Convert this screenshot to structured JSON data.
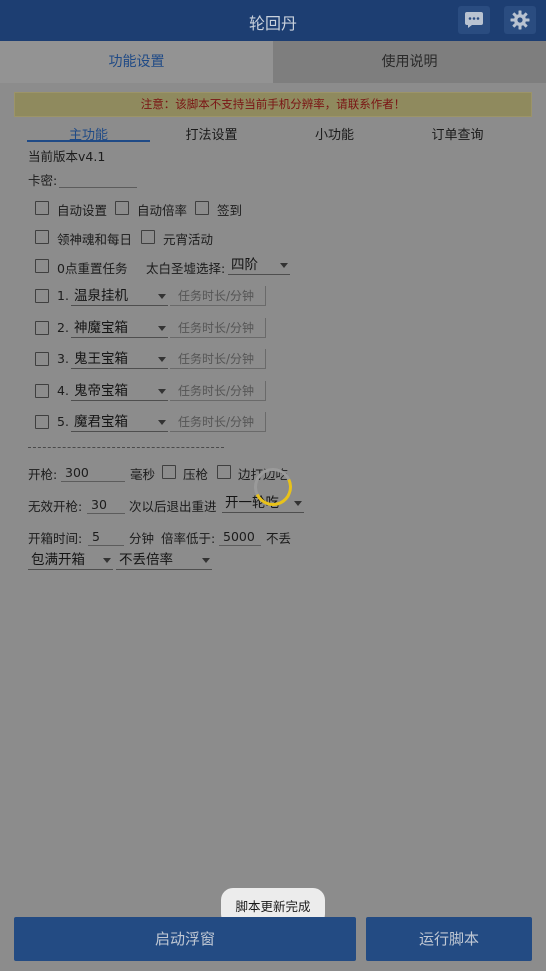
{
  "app": {
    "title": "轮回丹"
  },
  "main_tabs": [
    {
      "label": "功能设置",
      "active": true
    },
    {
      "label": "使用说明",
      "active": false
    }
  ],
  "warning": "注意：该脚本不支持当前手机分辨率，请联系作者！",
  "sub_tabs": [
    {
      "label": "主功能",
      "active": true
    },
    {
      "label": "打法设置",
      "active": false
    },
    {
      "label": "小功能",
      "active": false
    },
    {
      "label": "订单查询",
      "active": false
    }
  ],
  "version_text": "当前版本v4.1",
  "card_key": {
    "label": "卡密:",
    "value": ""
  },
  "row1": [
    {
      "label": "自动设置",
      "checked": false
    },
    {
      "label": "自动倍率",
      "checked": false
    },
    {
      "label": "签到",
      "checked": false
    }
  ],
  "row2": [
    {
      "label": "领神魂和每日",
      "checked": false
    },
    {
      "label": "元宵活动",
      "checked": false
    }
  ],
  "reset": {
    "label": "0点重置任务",
    "checked": false
  },
  "taibai": {
    "label": "太白圣墟选择:",
    "value": "四阶"
  },
  "tasks": [
    {
      "num": "1.",
      "name": "温泉挂机",
      "placeholder": "任务时长/分钟",
      "checked": false
    },
    {
      "num": "2.",
      "name": "神魔宝箱",
      "placeholder": "任务时长/分钟",
      "checked": false
    },
    {
      "num": "3.",
      "name": "鬼王宝箱",
      "placeholder": "任务时长/分钟",
      "checked": false
    },
    {
      "num": "4.",
      "name": "鬼帝宝箱",
      "placeholder": "任务时长/分钟",
      "checked": false
    },
    {
      "num": "5.",
      "name": "魔君宝箱",
      "placeholder": "任务时长/分钟",
      "checked": false
    }
  ],
  "divider": "- - - - - - - - - - - - - - - - - - - - - - - - - - -",
  "fire": {
    "label": "开枪:",
    "value": "300",
    "unit": "毫秒",
    "press_label": "压枪",
    "edge_label": "边打边吃"
  },
  "invalid": {
    "label": "无效开枪:",
    "value": "30",
    "suffix": "次以后退出重进",
    "select": "开一轮吃"
  },
  "box_time": {
    "label": "开箱时间:",
    "value": "5",
    "unit": "分钟",
    "rate_label": "倍率低于:",
    "rate_value": "5000",
    "suffix": "不丢"
  },
  "selects_bottom": [
    "包满开箱",
    "不丢倍率"
  ],
  "toast": "脚本更新完成",
  "buttons": {
    "float": "启动浮窗",
    "run": "运行脚本"
  },
  "icons": {
    "chat": "chat-bubble-icon",
    "settings": "gear-icon"
  },
  "colors": {
    "header": "#1d3e72",
    "button": "#234b83",
    "accent": "#1f4a86",
    "warning_text": "#7a1414",
    "spinner": "#e8c21a"
  }
}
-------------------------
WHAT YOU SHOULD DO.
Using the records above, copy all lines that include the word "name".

YOUR SOLUTION.
      "name": "温泉挂机",
      "name": "神魔宝箱",
      "name": "鬼王宝箱",
      "name": "鬼帝宝箱",
      "name": "魔君宝箱",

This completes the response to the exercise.